Exercise requirements -> Tell how many lines in the data below contain "search", using one number as the whole reply.

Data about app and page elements
# # # # #

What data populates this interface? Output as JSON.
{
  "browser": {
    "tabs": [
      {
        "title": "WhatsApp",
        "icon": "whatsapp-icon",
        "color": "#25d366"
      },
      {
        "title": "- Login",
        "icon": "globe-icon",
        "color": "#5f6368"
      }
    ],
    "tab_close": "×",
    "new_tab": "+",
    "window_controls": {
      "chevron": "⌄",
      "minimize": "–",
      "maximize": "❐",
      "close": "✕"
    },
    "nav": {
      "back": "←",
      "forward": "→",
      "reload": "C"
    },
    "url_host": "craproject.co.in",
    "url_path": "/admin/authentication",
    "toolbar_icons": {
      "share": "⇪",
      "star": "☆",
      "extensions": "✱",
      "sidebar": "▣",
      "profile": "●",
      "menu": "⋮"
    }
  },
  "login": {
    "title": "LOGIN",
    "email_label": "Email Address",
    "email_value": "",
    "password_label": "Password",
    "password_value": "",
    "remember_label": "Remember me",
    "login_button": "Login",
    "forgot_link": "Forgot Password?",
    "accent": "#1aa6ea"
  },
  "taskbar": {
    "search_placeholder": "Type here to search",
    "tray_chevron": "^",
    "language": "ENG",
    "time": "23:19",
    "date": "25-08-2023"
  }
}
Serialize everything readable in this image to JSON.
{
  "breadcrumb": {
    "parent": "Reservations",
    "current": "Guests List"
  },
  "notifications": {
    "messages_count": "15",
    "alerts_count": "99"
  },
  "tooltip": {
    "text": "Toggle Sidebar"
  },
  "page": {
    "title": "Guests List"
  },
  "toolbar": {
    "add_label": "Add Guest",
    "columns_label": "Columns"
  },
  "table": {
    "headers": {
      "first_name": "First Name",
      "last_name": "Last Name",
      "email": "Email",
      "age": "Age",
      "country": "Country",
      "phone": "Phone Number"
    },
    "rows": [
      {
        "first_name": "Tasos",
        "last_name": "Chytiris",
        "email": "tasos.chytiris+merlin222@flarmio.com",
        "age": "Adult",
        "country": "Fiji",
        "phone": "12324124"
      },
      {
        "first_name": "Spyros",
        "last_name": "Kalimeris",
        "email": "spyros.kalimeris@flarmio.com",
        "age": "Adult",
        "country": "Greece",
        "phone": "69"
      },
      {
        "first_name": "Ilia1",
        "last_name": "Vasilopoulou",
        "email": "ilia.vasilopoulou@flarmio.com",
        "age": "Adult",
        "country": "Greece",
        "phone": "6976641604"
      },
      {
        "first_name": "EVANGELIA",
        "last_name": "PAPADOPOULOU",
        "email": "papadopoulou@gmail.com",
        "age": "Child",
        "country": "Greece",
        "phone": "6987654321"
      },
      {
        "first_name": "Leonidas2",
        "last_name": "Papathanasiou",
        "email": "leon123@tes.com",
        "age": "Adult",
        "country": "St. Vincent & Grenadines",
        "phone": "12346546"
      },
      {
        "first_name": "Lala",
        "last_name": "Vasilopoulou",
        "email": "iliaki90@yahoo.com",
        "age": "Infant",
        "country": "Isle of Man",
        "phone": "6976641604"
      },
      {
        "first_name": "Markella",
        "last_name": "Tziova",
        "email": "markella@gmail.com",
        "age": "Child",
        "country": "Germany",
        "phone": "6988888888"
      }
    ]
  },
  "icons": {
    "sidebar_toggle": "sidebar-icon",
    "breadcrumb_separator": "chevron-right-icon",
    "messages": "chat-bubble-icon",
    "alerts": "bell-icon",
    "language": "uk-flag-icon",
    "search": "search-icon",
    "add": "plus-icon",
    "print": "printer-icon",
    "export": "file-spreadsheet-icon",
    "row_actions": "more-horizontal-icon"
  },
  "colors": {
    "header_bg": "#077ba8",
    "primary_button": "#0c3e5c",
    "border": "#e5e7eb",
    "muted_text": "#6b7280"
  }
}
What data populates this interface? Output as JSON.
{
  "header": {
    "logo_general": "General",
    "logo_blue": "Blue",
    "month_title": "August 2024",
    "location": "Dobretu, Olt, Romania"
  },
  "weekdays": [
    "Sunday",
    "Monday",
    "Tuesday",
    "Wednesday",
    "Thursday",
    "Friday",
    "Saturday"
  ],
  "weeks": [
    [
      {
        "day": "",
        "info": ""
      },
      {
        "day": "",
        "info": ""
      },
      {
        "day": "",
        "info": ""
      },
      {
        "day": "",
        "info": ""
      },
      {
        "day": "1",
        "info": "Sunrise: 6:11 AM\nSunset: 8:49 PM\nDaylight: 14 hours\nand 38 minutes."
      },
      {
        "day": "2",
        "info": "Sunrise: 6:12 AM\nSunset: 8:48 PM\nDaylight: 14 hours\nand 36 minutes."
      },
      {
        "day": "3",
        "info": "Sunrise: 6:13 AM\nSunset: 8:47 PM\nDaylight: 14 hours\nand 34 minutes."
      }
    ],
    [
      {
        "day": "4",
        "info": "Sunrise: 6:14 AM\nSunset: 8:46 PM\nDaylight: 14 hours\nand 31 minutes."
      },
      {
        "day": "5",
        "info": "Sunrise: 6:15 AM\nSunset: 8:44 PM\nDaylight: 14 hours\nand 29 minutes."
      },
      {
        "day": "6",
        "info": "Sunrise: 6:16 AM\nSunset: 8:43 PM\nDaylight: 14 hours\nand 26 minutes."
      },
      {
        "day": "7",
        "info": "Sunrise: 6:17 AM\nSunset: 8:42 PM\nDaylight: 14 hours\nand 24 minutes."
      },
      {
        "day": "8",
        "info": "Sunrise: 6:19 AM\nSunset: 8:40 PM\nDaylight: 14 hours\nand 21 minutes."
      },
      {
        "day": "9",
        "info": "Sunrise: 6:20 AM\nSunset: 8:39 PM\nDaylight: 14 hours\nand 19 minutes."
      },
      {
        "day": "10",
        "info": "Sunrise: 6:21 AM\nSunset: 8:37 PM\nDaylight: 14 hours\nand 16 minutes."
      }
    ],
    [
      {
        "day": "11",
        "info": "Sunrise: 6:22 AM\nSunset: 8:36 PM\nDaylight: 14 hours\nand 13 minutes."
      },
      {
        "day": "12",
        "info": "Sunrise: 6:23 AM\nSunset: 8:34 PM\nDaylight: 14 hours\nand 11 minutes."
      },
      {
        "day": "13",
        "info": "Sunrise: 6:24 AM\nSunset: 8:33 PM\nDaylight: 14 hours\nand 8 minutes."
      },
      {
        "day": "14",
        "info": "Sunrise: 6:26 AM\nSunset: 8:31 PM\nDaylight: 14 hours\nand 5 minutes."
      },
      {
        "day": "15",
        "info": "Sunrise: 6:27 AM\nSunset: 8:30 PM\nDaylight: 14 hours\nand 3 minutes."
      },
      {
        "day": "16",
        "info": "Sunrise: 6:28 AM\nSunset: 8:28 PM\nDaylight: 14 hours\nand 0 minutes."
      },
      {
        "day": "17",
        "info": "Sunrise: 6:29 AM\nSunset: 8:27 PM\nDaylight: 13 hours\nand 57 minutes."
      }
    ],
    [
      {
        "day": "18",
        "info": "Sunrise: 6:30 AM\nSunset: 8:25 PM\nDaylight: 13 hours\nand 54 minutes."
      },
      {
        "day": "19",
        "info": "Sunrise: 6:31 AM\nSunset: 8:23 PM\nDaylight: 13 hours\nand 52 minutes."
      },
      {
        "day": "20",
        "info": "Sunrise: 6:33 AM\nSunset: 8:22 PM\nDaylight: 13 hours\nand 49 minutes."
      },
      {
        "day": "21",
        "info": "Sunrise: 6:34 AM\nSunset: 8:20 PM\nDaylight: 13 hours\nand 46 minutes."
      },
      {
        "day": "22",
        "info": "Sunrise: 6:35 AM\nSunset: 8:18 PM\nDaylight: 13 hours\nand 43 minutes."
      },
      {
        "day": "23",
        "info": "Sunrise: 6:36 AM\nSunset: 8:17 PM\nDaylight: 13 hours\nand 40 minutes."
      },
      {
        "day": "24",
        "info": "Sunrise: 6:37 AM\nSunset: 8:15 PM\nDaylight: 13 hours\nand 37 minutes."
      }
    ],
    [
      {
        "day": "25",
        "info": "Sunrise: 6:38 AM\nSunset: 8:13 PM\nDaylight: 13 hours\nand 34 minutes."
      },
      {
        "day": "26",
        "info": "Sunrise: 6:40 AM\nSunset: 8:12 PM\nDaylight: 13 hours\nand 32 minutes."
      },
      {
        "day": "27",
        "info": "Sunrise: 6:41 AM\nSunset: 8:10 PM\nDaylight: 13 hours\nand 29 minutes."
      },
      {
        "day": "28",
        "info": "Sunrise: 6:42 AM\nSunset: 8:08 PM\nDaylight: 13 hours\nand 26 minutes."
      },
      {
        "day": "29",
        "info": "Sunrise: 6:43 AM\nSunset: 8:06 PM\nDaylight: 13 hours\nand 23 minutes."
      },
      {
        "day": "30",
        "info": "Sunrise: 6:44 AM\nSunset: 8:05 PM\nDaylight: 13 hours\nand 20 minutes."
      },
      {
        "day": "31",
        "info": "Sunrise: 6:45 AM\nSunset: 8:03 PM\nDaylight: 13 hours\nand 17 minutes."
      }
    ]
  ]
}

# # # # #

Response area -> 2